Combining classroom education with practical clinical experience helps students bridge theoretical knowledge with the on-the-ground skills they need to deliver expert patient care. This is why it’s important to familiarize yourself with the various EMT programs offered by the different schools.

There are different levels of EMT training programs, from basic to intermediate, to more complex procedures as a paramedic. The program length depends on the level of training.

EMT-Basic training will usually take anywhere from 120 to 150 hours to complete. That translates roughly to a few months, depending on the pace of the school and the student’s ability to complete the courses. Intermediate programs covering more in-depth subjects and training take longer. Paramedics, however, are highly advanced emergency medical care providers, building upon their EMT education.

EMT-Basic training involves in-class theory with a strong focus on teaching students about the human body, understanding vital signs, and the relevance of patient history. Training also covers:

  • Learning procedures for bloodborne pathogens
  • A basic or refresher CPR course
  • How to use ventilation and oxygen therapy
  • Patient situational control.

For intermediate EMT training, expect to cover advanced airway devices, ventilatory management, intravenous therapy, and patient resuscitation. Paramedic programs normally require an associate’s degree, with training covering EKG interpretation, medication administration, and endotracheal intubations.

Typically, schools require additional hours solely focusing on lab work. This is followed by hands-on, on-the-job hospital and ambulance experience.

Step 3: Earning Your EMT Certification

Most states require EMT candidates to be certified by the National Registered Emergency Medical Technician (NREMT) before applying for a state license. This involves passing a test of approximately 70-120 multiple choice questions across subjects such as medical, obstetrics, gynecology, cardiology, resuscitation, airway, respiration, ventilation, trauma, and EMS operations.

A psychomotor exam is designed to evaluate your ability to think and act on your feet and usually covers patient assessment, spinal immobilization, bleeding control, and cardiac arrest management, usually via simulated scenarios.

Step 4: Getting Licensed By Your State

After earning your EMT certificate, your final step to be able to work as an EMT is obtaining your state license. All states require EMTs to be licensed. Licensing requirements vary from state to state and sometimes require prospective EMT graduates to pass a state-specific exam. Most states require EMT certification before applying for the EMT license.

EMTs are also required to be recertified every two to three years.

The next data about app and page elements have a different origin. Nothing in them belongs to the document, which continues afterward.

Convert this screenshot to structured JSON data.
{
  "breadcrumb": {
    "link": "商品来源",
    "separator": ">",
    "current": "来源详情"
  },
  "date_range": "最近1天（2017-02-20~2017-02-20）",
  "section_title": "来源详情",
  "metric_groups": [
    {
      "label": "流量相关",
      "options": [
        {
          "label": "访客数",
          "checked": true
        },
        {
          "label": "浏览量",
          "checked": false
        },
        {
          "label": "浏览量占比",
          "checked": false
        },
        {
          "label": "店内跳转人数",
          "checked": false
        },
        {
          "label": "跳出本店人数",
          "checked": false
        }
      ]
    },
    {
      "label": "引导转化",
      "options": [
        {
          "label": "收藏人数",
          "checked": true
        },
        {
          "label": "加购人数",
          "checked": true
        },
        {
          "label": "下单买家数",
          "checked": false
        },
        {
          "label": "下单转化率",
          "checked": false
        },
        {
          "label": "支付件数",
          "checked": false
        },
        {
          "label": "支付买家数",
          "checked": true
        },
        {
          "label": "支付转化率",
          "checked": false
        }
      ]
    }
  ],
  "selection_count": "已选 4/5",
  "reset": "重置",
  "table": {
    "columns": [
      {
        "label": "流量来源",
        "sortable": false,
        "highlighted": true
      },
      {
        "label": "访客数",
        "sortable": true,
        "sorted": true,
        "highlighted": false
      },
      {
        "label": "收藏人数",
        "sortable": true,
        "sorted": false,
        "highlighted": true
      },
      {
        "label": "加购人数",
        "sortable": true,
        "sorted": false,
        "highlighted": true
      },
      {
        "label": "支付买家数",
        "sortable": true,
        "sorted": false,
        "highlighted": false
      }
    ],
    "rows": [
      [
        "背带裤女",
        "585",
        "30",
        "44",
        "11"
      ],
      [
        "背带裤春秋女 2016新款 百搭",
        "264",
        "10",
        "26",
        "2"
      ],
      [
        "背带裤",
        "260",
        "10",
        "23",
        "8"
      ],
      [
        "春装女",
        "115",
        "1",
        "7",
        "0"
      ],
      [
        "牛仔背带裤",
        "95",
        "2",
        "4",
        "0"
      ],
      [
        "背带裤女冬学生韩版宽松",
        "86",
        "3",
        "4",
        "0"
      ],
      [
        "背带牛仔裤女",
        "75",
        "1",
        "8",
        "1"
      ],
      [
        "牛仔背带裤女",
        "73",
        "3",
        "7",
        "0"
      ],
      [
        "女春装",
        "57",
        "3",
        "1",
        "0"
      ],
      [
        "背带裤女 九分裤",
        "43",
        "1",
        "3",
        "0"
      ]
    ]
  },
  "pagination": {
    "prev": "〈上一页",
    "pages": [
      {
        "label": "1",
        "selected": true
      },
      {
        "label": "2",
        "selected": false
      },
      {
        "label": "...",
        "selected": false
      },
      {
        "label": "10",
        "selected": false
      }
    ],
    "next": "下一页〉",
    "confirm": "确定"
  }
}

To better understand state to state requirements, check with your local EMS agency.

From familiarizing yourself with basic EMT requirements and training programs, to earning an EMT certification and becoming licensed, the road to becoming an EMT is a rewarding one that leads to a big impact on saving lives.

To learn more about HCI’s EMT training programs, visit our website or get in touch with us.